Dataset records
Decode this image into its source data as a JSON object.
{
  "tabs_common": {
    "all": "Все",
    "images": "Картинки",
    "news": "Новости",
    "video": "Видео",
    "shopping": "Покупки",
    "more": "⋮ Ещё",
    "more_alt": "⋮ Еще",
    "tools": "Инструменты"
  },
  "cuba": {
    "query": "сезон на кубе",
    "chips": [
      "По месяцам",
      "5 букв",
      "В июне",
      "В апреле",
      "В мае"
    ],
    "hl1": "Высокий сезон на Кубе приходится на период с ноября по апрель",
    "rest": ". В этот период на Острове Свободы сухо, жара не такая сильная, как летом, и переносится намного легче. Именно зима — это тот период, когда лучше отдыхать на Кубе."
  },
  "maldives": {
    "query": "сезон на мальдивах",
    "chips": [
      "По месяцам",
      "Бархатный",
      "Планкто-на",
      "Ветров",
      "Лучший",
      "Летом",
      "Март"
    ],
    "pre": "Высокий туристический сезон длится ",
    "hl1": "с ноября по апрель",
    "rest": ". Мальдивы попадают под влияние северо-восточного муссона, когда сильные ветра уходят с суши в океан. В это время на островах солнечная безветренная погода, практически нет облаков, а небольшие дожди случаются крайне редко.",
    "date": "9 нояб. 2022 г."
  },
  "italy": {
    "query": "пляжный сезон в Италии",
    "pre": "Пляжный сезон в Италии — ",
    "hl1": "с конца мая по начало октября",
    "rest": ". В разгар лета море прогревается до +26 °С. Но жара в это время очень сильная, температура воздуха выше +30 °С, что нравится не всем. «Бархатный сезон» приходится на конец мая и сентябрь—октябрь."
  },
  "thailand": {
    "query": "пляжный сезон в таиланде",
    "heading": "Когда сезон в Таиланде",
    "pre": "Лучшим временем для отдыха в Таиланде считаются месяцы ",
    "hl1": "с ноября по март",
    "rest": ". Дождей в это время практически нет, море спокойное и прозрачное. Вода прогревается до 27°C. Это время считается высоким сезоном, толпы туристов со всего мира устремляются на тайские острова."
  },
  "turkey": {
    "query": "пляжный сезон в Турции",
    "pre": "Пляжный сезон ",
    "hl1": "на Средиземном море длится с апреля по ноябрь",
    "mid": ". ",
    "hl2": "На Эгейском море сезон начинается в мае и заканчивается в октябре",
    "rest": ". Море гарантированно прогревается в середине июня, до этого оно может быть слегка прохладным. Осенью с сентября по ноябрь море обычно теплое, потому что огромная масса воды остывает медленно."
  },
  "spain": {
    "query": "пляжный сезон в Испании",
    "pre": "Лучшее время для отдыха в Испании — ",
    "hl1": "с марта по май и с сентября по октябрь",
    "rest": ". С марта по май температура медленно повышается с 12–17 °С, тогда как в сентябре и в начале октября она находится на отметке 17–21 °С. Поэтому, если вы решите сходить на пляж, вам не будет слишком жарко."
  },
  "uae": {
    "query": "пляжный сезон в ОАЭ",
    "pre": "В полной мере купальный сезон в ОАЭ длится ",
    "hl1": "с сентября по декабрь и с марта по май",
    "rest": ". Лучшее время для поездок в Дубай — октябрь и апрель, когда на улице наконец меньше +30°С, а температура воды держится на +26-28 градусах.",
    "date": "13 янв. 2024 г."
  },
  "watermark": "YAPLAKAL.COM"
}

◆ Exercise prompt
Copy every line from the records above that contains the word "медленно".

◆ Result of the exercise
    "rest": ". Море гарантированно прогревается в середине июня, до этого оно может быть слегка прохладным. Осенью с сентября по ноябрь море обычно теплое, потому что огромная масса воды остывает медленно."
    "rest": ". С марта по май температура медленно повышается с 12–17 °С, тогда как в сентябре и в начале октября она находится на отметке 17–21 °С. Поэтому, если вы решите сходить на пляж, вам не будет слишком жарко."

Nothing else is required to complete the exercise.